Interest rates are now hovering near record highs, at an average rate of 14.72%. And if your credit is bad enough, you could even end up with a rate as high as 59.9% APR.
That’s because while the CARD Act helped crack down on certain fees and requires more disclosures, it didn’t cap every credit card holder’s worst enemy: interest rates.
No, that is not the reason rates are high. Rates are high precisely because politicians tampered with them in the CARD Act. Credit cards are a loan and the rate is the price you pay to borrow money on the card. Included in the rate is the risk that you will not pay back the loan; lower risk results in relatively lower rates. This is not the only factor that determines the rate but it is one factor.
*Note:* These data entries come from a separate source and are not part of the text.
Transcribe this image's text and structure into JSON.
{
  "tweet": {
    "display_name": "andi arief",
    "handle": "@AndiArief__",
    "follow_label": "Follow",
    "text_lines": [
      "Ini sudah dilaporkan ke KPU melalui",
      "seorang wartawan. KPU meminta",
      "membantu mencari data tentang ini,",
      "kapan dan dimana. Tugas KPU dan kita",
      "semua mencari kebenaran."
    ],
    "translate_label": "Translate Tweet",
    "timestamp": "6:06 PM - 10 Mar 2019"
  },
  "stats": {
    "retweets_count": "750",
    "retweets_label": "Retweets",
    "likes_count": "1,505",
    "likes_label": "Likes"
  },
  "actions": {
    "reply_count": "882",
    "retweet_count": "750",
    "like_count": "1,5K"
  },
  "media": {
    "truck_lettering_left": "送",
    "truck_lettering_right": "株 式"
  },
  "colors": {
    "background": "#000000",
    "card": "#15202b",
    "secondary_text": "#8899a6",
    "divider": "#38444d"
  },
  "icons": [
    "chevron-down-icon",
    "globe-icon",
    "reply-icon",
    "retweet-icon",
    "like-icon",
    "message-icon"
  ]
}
“Rates are going up because card issuers know that once you get a card they can’t raise the rates, so they’re raising rates on the front end to ensure they get the revenue from that interest,” said Beverly Harzog, credit card expert at Credit.com.
That’s after the fact. The problem is that issuers cannot raise rates after they discover you are a credit risk. So they have to compensate by raising rates on the front end.